Winch recommends a formula called “the complaint sandwich”—a series of three statements calibrated to make people more receptive to changing their ways. The first “slice of bread” in the sandwich is a positive statement that will hopefully make the listener less defensive when the complaint itself arrives. For instance, in the case of a significant other who leaves dirty dishes in the sink, the complaint might start with something like, “You know, you are such a considerate partner in so many ways, and I love living with you.”
“The meat of the sandwich is the complaint itself,” Winch said. “And here’s the trick: The meat has to be lean. In other words, all you need is the one incident to make your point.” Don’t present a compendium of every offense; just stick to the specifics of the present situation. In the case of the dish-leaver, that might sound like this: “I saw that your cereal bowl is in the sink from this morning.”

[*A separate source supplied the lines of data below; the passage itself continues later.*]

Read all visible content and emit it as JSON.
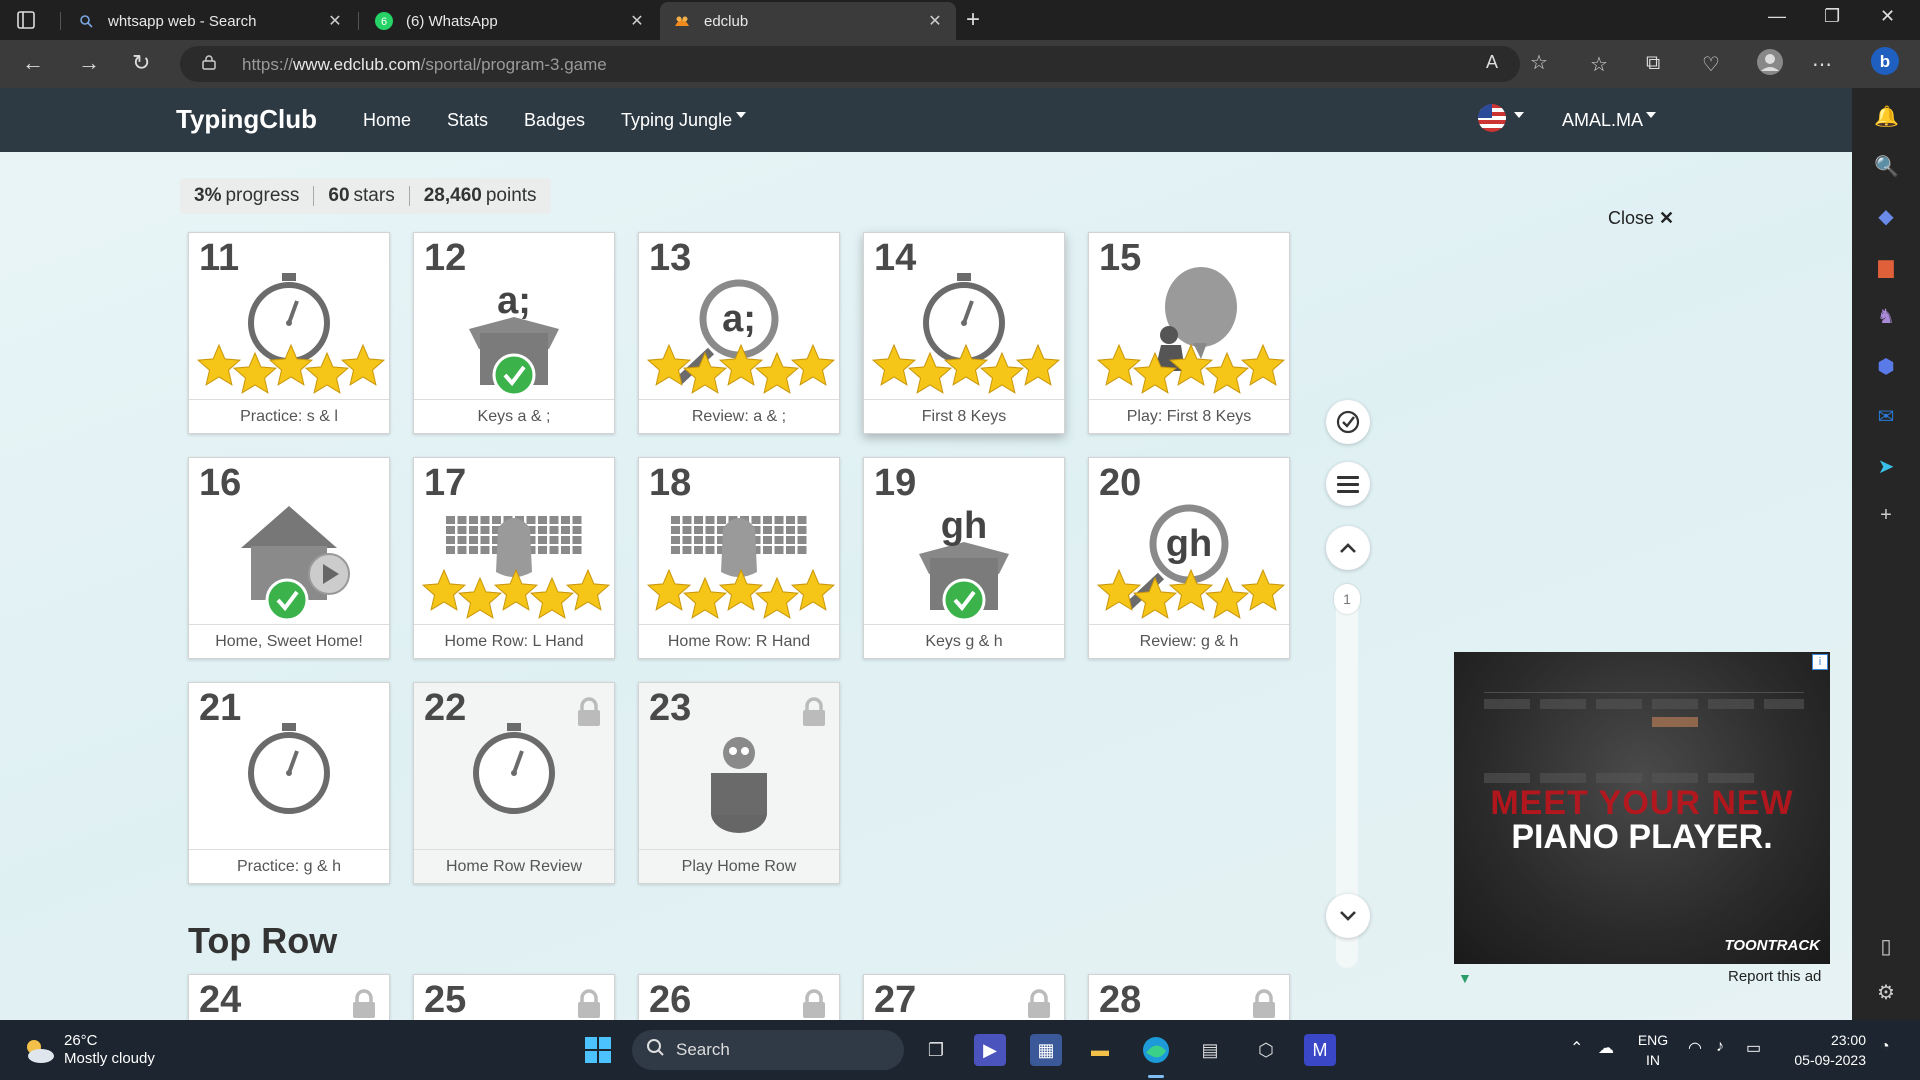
{
  "browser": {
    "tabs": [
      {
        "label": "whtsapp web - Search",
        "icon": "search-icon"
      },
      {
        "label": "(6) WhatsApp",
        "icon": "whatsapp-icon"
      },
      {
        "label": "edclub",
        "icon": "edclub-icon",
        "active": true
      }
    ],
    "url_prefix": "https://",
    "url_host": "www.edclub.com",
    "url_path": "/sportal/program-3.game"
  },
  "nav": {
    "brand": "TypingClub",
    "links": [
      "Home",
      "Stats",
      "Badges",
      "Typing Jungle"
    ],
    "user": "AMAL.MA"
  },
  "stats": {
    "progress_value": "3%",
    "progress_label": "progress",
    "stars_value": "60",
    "stars_label": "stars",
    "points_value": "28,460",
    "points_label": "points"
  },
  "lessons": [
    {
      "num": "11",
      "caption": "Practice: s & l",
      "art": "stopwatch",
      "stars": 5
    },
    {
      "num": "12",
      "caption": "Keys a & ;",
      "art": "box",
      "box_text": "a;",
      "done": true
    },
    {
      "num": "13",
      "caption": "Review: a & ;",
      "art": "magnifier",
      "mag_text": "a;",
      "stars": 5
    },
    {
      "num": "14",
      "caption": "First 8 Keys",
      "art": "stopwatch",
      "stars": 5,
      "highlight": true
    },
    {
      "num": "15",
      "caption": "Play: First 8 Keys",
      "art": "balloon",
      "stars": 5
    },
    {
      "num": "16",
      "caption": "Home, Sweet Home!",
      "art": "house",
      "done": true
    },
    {
      "num": "17",
      "caption": "Home Row: L Hand",
      "art": "keyboard",
      "stars": 5
    },
    {
      "num": "18",
      "caption": "Home Row: R Hand",
      "art": "keyboard",
      "stars": 5
    },
    {
      "num": "19",
      "caption": "Keys g & h",
      "art": "box",
      "box_text": "gh",
      "done": true
    },
    {
      "num": "20",
      "caption": "Review: g & h",
      "art": "magnifier",
      "mag_text": "gh",
      "stars": 5
    },
    {
      "num": "21",
      "caption": "Practice: g & h",
      "art": "stopwatch"
    },
    {
      "num": "22",
      "caption": "Home Row Review",
      "art": "stopwatch",
      "locked": true
    },
    {
      "num": "23",
      "caption": "Play Home Row",
      "art": "jar",
      "locked": true
    }
  ],
  "section": {
    "title": "Top Row",
    "next_nums": [
      "24",
      "25",
      "26",
      "27",
      "28"
    ]
  },
  "side_controls": {
    "page": "1"
  },
  "ad": {
    "close_label": "Close",
    "line1": "MEET YOUR NEW",
    "line2": "PIANO PLAYER.",
    "brand": "TOONTRACK",
    "report": "Report this ad",
    "info": "i"
  },
  "taskbar": {
    "temp": "26°C",
    "condition": "Mostly cloudy",
    "search": "Search",
    "lang1": "ENG",
    "lang2": "IN",
    "time": "23:00",
    "date": "05-09-2023"
  },
  "colors": {
    "nav_bg": "#2d3a44",
    "star": "#f5c518",
    "check": "#3bb34a",
    "icon_gray": "#6b6b6b"
  }
}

Just as it’s important not to include a list of frustrating incidents at this stage, it’s also important not to include a generalization about someone’s basic nature.